Dataset rows describing interfaces
--- START ---

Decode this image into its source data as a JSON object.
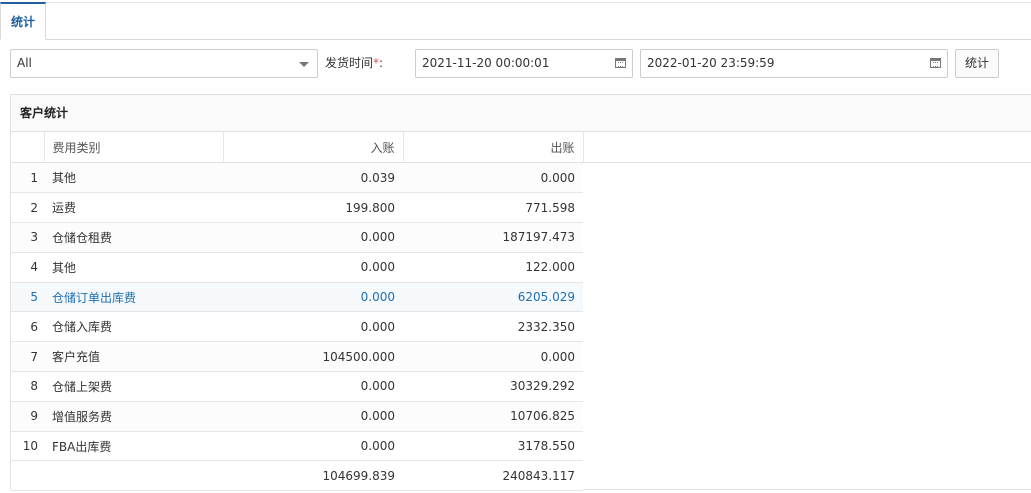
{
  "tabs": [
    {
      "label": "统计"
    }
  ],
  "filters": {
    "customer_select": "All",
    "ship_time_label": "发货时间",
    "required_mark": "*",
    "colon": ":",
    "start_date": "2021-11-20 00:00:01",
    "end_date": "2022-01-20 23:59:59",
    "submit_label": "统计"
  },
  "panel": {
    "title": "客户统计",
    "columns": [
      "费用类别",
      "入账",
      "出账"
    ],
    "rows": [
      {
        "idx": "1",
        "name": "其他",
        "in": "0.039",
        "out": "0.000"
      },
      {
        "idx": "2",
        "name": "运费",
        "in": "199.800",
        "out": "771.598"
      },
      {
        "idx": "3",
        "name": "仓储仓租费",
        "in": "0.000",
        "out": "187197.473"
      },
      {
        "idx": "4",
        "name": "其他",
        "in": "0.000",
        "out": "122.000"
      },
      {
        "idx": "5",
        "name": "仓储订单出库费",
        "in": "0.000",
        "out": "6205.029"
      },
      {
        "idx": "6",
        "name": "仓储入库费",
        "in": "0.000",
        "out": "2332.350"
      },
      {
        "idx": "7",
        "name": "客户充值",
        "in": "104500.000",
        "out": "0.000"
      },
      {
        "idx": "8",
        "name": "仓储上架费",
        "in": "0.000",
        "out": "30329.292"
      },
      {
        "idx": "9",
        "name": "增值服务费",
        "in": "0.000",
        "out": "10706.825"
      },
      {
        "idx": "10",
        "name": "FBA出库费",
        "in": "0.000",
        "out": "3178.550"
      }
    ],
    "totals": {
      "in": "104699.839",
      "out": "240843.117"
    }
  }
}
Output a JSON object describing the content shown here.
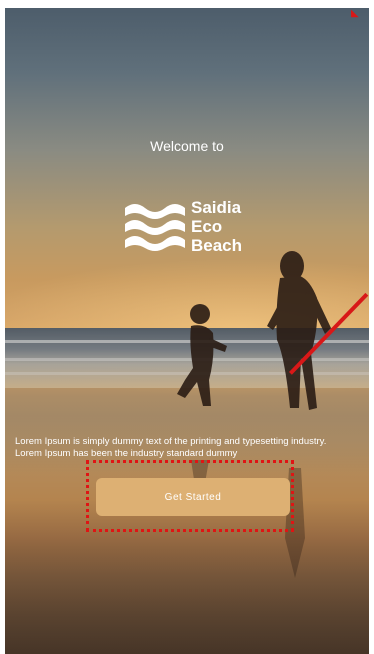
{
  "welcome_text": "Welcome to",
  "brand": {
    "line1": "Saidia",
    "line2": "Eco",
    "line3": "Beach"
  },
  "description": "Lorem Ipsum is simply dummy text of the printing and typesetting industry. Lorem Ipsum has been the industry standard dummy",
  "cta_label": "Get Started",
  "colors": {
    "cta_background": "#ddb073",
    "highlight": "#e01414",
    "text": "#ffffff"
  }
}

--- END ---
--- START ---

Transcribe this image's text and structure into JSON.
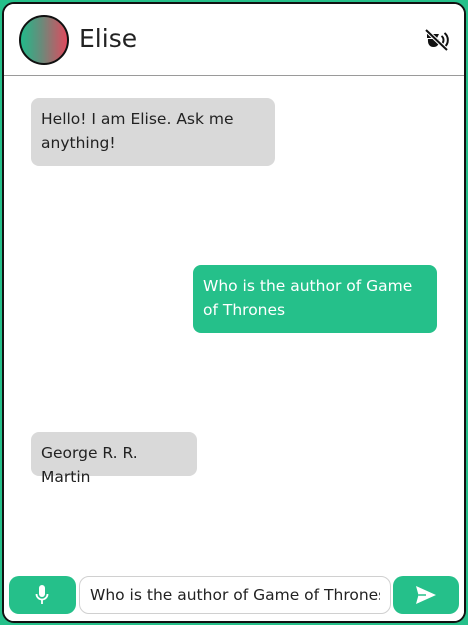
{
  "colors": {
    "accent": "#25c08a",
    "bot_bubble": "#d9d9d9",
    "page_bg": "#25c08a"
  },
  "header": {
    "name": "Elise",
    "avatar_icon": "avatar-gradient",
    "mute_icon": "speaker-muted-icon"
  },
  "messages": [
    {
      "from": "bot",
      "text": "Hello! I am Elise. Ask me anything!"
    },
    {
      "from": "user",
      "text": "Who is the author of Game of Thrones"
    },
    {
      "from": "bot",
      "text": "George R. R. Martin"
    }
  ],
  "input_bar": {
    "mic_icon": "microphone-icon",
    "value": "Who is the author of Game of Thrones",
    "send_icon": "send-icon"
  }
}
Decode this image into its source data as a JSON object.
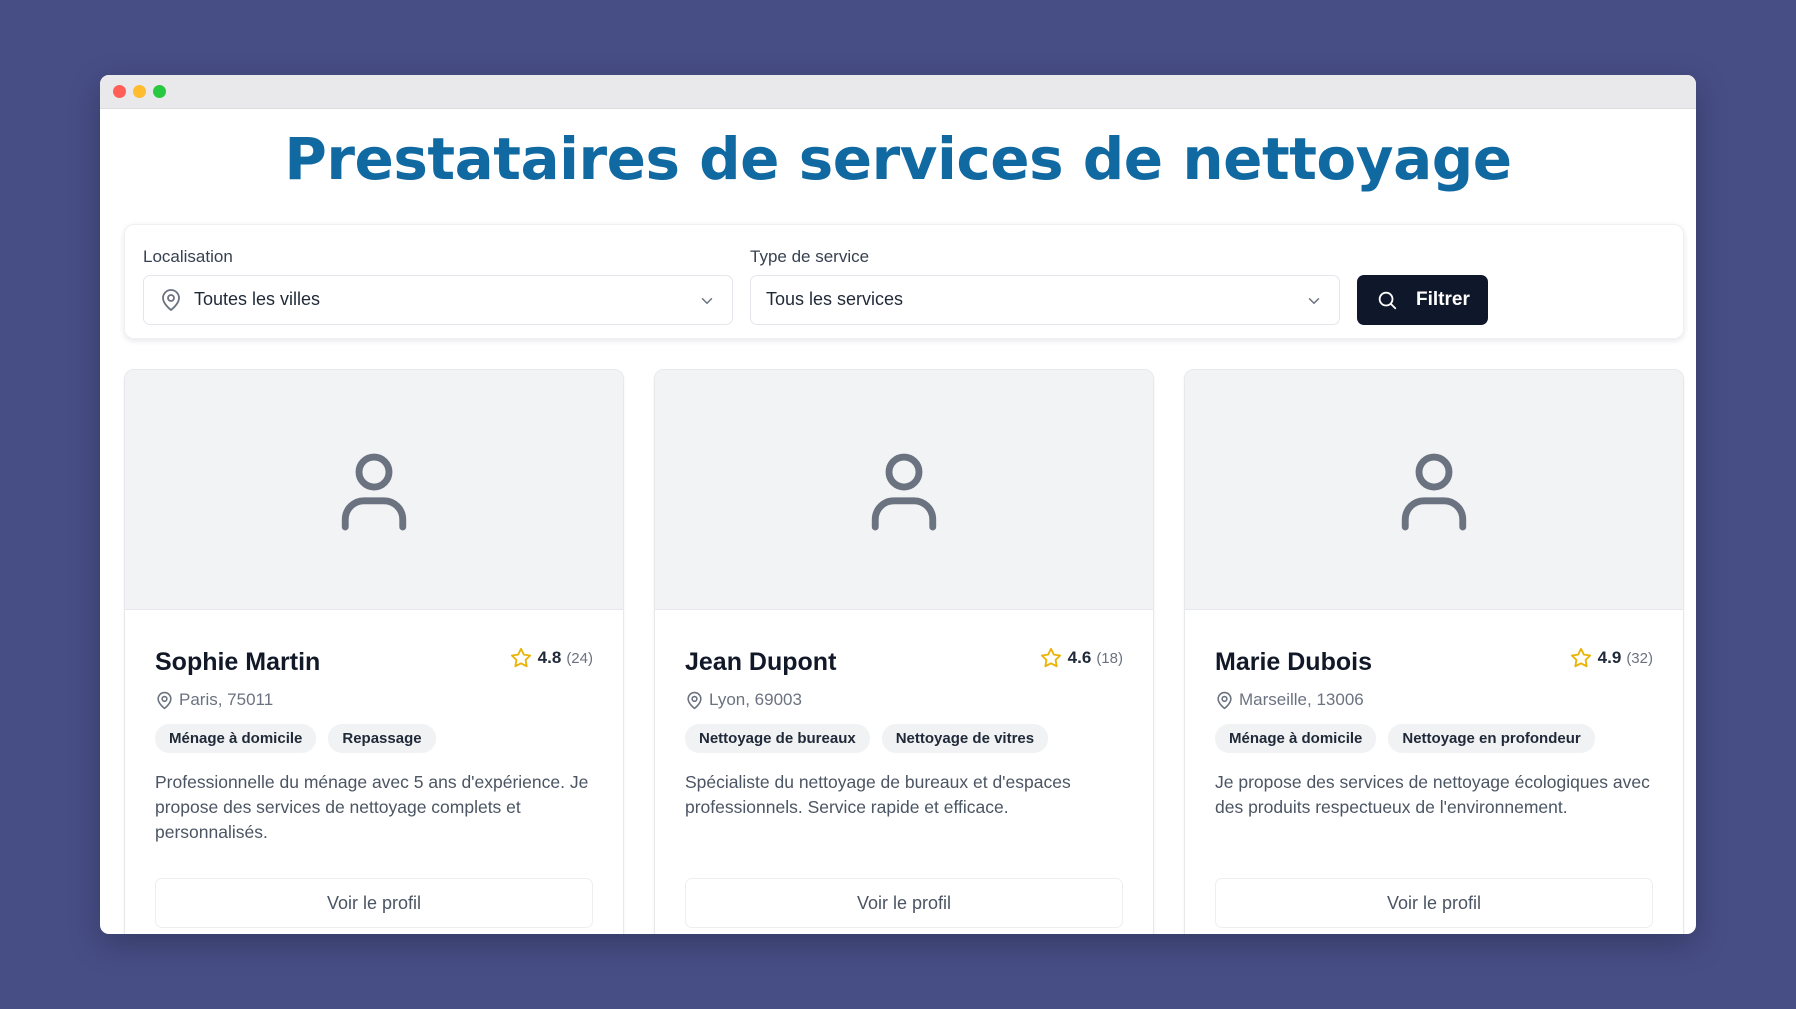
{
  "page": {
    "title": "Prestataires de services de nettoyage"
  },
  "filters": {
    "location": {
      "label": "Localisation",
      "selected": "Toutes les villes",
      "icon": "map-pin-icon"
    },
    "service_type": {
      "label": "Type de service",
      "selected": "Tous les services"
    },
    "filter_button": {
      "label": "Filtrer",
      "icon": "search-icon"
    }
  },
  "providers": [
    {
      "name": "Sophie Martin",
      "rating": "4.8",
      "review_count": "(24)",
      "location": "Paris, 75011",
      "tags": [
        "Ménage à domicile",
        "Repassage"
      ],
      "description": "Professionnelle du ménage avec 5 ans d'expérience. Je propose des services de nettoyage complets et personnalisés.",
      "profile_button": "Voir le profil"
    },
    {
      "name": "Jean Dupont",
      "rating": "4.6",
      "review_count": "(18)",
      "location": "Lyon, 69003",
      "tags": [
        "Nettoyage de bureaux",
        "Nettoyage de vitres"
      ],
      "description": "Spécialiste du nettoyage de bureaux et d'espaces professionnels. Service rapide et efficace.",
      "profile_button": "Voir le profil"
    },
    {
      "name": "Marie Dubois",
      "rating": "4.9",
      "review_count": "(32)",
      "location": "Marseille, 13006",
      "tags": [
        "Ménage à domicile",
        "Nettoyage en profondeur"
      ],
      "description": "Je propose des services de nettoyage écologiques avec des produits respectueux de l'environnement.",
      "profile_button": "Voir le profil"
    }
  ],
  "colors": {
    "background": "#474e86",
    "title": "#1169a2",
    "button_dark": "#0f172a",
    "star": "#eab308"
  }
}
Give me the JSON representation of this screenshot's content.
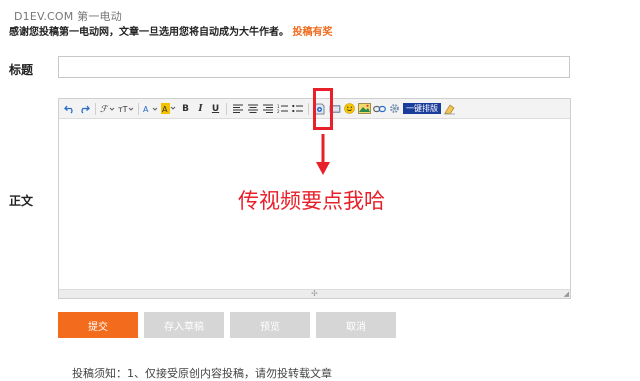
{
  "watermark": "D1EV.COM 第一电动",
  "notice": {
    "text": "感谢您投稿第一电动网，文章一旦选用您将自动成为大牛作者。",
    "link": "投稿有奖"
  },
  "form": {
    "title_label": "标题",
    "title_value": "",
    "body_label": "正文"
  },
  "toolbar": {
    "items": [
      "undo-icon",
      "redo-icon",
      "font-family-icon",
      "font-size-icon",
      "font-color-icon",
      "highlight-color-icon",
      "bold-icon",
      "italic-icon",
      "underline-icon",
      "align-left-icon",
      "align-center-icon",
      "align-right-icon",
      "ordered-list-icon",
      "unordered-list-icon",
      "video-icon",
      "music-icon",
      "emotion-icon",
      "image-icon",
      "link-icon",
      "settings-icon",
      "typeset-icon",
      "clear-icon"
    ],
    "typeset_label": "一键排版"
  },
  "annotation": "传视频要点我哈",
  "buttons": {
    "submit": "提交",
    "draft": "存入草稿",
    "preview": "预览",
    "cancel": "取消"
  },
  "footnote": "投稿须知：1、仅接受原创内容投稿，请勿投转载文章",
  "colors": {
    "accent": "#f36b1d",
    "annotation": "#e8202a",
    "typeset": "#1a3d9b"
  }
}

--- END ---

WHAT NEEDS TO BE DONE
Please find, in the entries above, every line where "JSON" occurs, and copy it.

TASK RESPONSE
Decode this image into its source data as a JSON object.
Output a JSON object describing the content shown here.
Transcribe this image's text and structure into JSON.
Decode this image into its source data as a JSON object.
Give me the JSON representation of this screenshot's content.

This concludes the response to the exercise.